As shown in Fig. 1, the motor is fixed to the center of the upper circle. In the ON state (Fig. 3a), the motor is activated, causing the upper circle to rotate in one direction. The movement of the motor causes the wire to bend. This pulls the bottom circle upwards, which pressurizes the air inside the tank. This pressurized air is consequently directed into pipes through the check valve. This state corresponds to the inspiration phase.
In the OFF state (Fig. 3b), the motor is released. The bottom circle then moves downwards under the influence of its own weight and the release of the tension in the wire, which is restored to its initial position. Since the pressure in the lungs is higher than the pressure in the air tank, the device will draw air from the patient’s lungs. Thus, the OFF state corresponds to the expiration phase. The cycling of ON and OFF states induces respiration. On the other hand, the movement of the bendable wire towards its initial position causes the motor to rotate in the opposite direction, so the motor can be used as a dynamo to generate electricity, thus recharging the battery. This would make our solution less reliant on external power.
Additional components that are not presented in Fig. 2 could also be included to improve our concept. Examples of these components include:
- A temperature sensor (such as the low-cost DS18B20 sensor) on the bottom circle to measure the air temperature
- A heating resistor on the upper circle to control the air temperature
- A pressure sensor (such as the low-cost MPXV5050GP sensor) to measure the pressure in the air tank
- A small rechargeable battery to supply power
- A buzzer to generate audio alarms when, for example, the engine does not work correctly or the battery is low
- Two LEDs (red and green) that indicate the battery status (low or high level of charge)
- A LCD (20 × 4 characters) to display operational data for the system (temperature in the air tank, battery status, etc.)
- A system stop/start button.
All of the components would be controlled by a low-cost embedded board such as an Arduino or ESP32 (a control and data acquisition board).
Based on the promising findings of initial developmental work on the unprecedented ventilator concept presented in this invention, work is underway to optimize various aspects of the ventilator and to ensure the safety of the patient when the ventilator is operated. More specifically, this work includes:
- Determining the optimal dimensions of the assembly, in particular the diameter of the disc and the height of the air tank according to the maximum air volume required.
- Determining the optimal diameter and material for the bendable wire, as well as the optimal number of wires.
- Choosing an adequate DC motor (torque, speed).
- When torque from the motor is applied to each wire, the distance between the fixed disc and the mobile disc depends on the bending stiffness of the wire. Changing the distance between the discs changes the air volume in the tank. Therefore, it is necessary to perform analytical calculations relating the torque to the wire parameters (e.g., number, diameter, Young modulus, and length).
- The friction between the upper disc and the support must be studied and optimized, as the fit between the upper disc and the support must be tight enough to stop any significant air leakage, but it must not be so tight that it slows down the motor and the ascent of the lower disc during the ON state.

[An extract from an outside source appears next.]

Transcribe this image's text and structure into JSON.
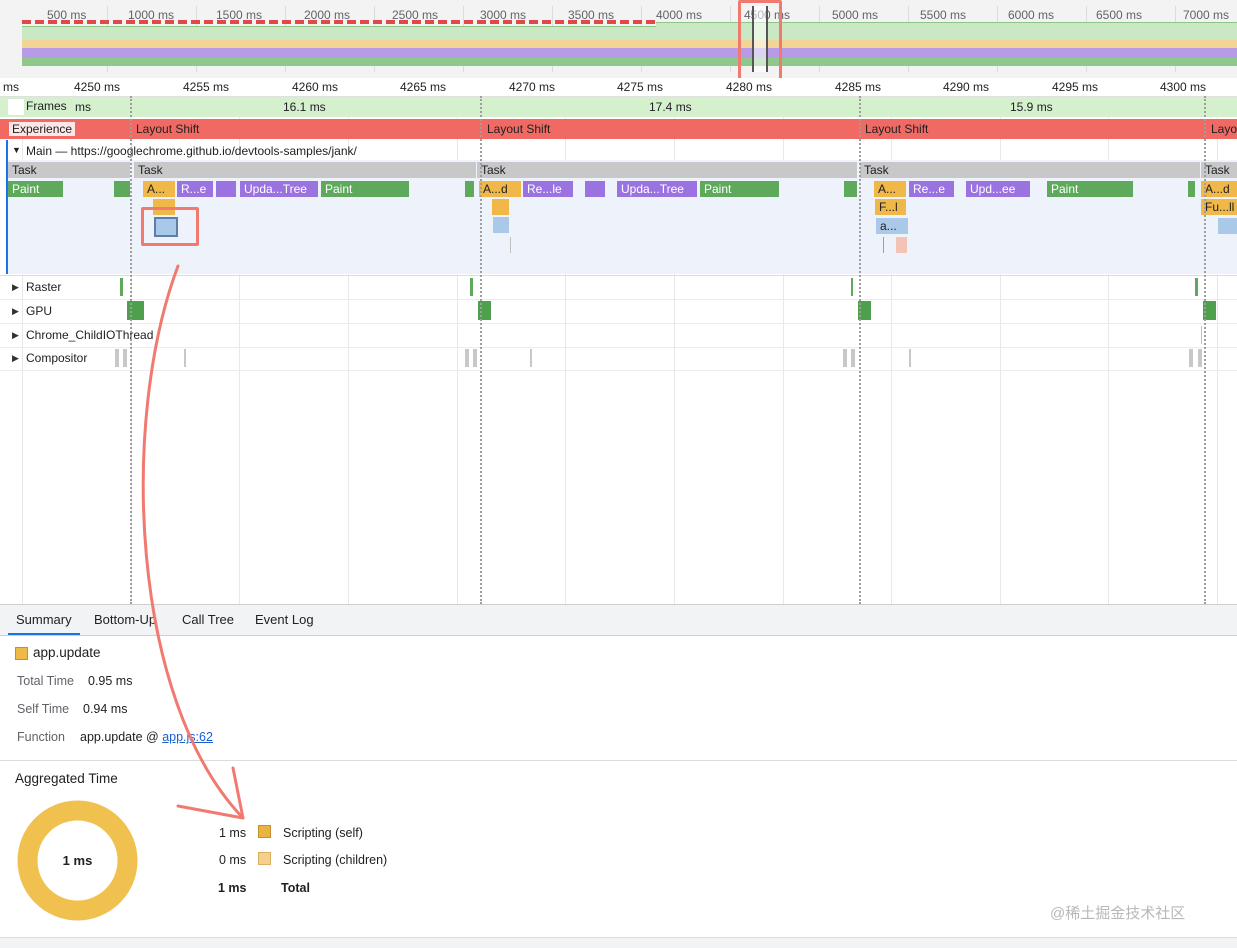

- Internet of Things (IoT), and one of its most innovative tools, blockchain, must be used immediately to pave the way by designing innovative ventilator in near future.
- Adding precise and cost-effective sensors (to measure, e.g., the pressure, volume, and flow) that can provide information employed by the user to control and monitor the tidal volume, inspiratory pressure, bpm, and the inspiratory/expiratory ratio, thus maintaining patient safety and administering air deliberately and accurately.
- This novel ventilator system will be developed according to medical standards such as ISO 80601, ISO 5367, and IEC 62304.
Author: Saad Motahhir (ENSA, SMBA University, Fez, Morocco.)